Records drawn from a dataset
════

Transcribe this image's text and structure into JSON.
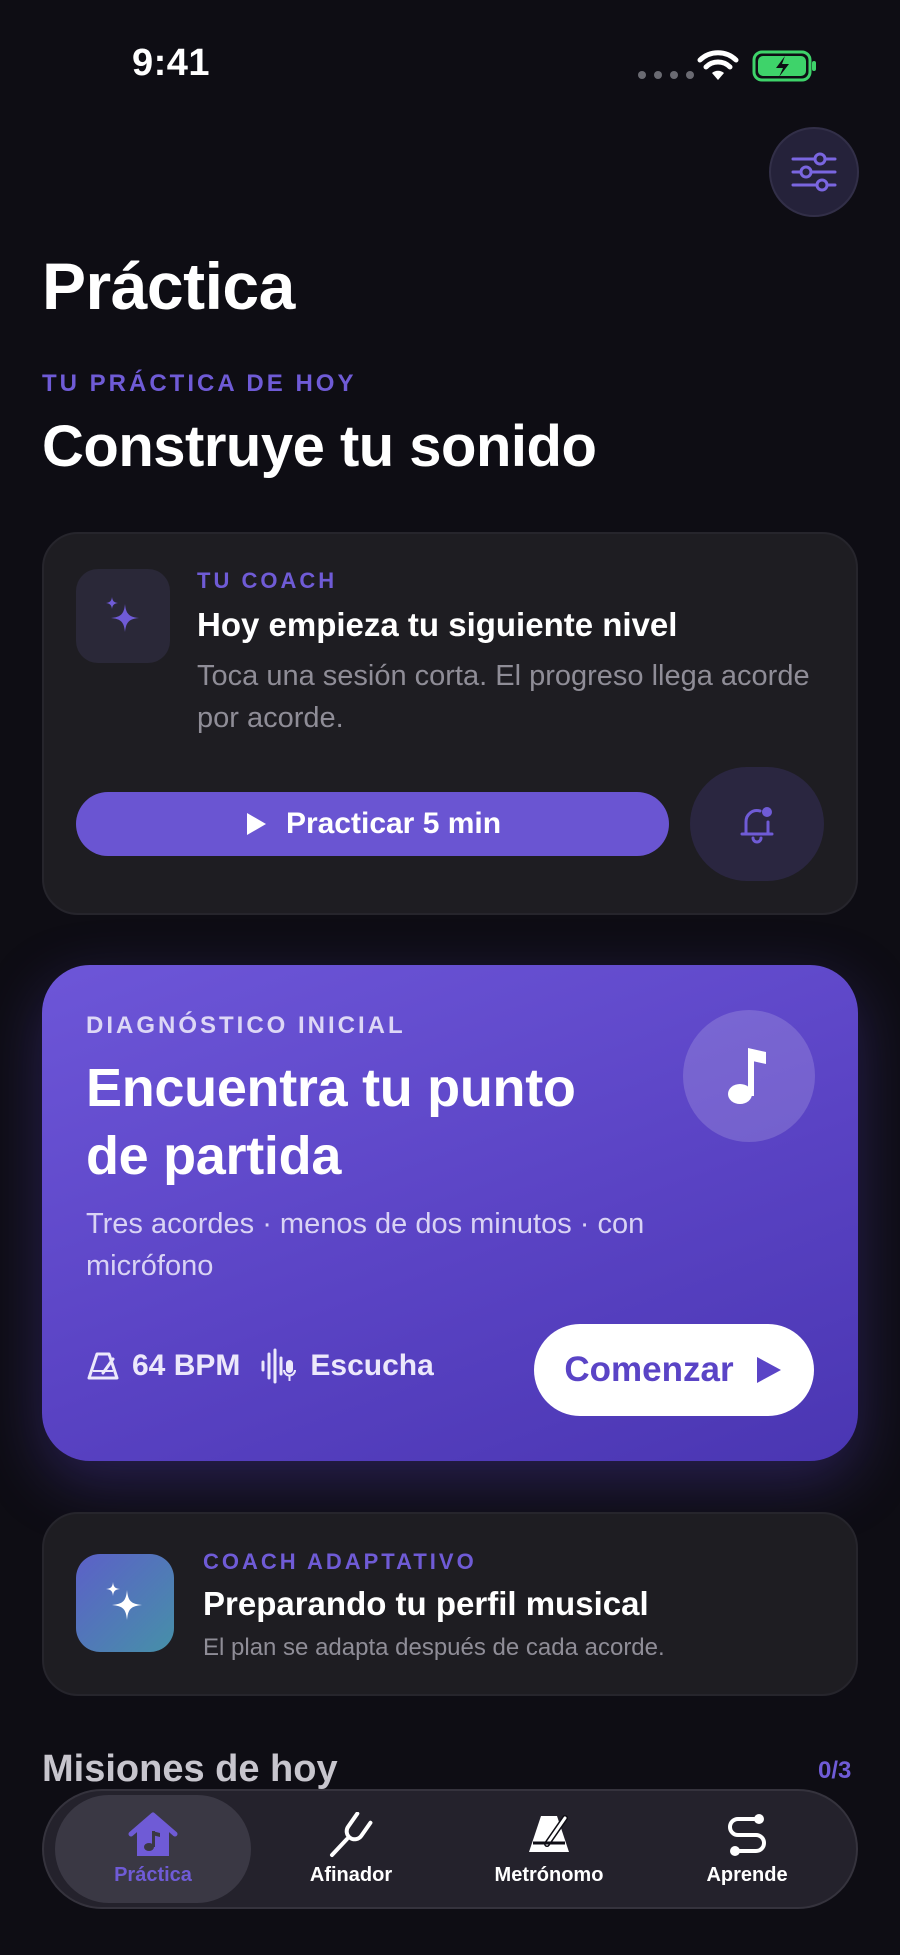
{
  "status_bar": {
    "time": "9:41"
  },
  "header": {
    "title": "Práctica"
  },
  "hero": {
    "eyebrow": "TU PRÁCTICA DE HOY",
    "heading": "Construye tu sonido"
  },
  "coach_card": {
    "eyebrow": "TU COACH",
    "title": "Hoy empieza tu siguiente nivel",
    "description": "Toca una sesión corta. El progreso llega acorde por acorde.",
    "practice_button": "Practicar 5 min"
  },
  "diagnostic_card": {
    "eyebrow": "DIAGNÓSTICO INICIAL",
    "title": "Encuentra tu punto de partida",
    "description": "Tres acordes · menos de dos minutos · con micrófono",
    "tempo": "64 BPM",
    "mode": "Escucha",
    "start_button": "Comenzar"
  },
  "adaptive_card": {
    "eyebrow": "COACH ADAPTATIVO",
    "title": "Preparando tu perfil musical",
    "description": "El plan se adapta después de cada acorde."
  },
  "missions": {
    "title": "Misiones de hoy",
    "count": "0/3"
  },
  "tabbar": {
    "tabs": [
      {
        "label": "Práctica",
        "icon": "home-music-icon",
        "active": true
      },
      {
        "label": "Afinador",
        "icon": "tuning-fork-icon",
        "active": false
      },
      {
        "label": "Metrónomo",
        "icon": "metronome-icon",
        "active": false
      },
      {
        "label": "Aprende",
        "icon": "path-icon",
        "active": false
      }
    ]
  },
  "colors": {
    "background": "#0e0d14",
    "accent": "#6f5bd6",
    "card": "#1e1d22",
    "diagnostic_gradient_start": "#6d56d8",
    "diagnostic_gradient_end": "#4a36b2"
  }
}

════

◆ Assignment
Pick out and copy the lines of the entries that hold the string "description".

◆ Output for this task
    "description": "Toca una sesión corta. El progreso llega acorde por acorde.",
    "description": "Tres acordes · menos de dos minutos · con micrófono",
    "description": "El plan se adapta después de cada acorde."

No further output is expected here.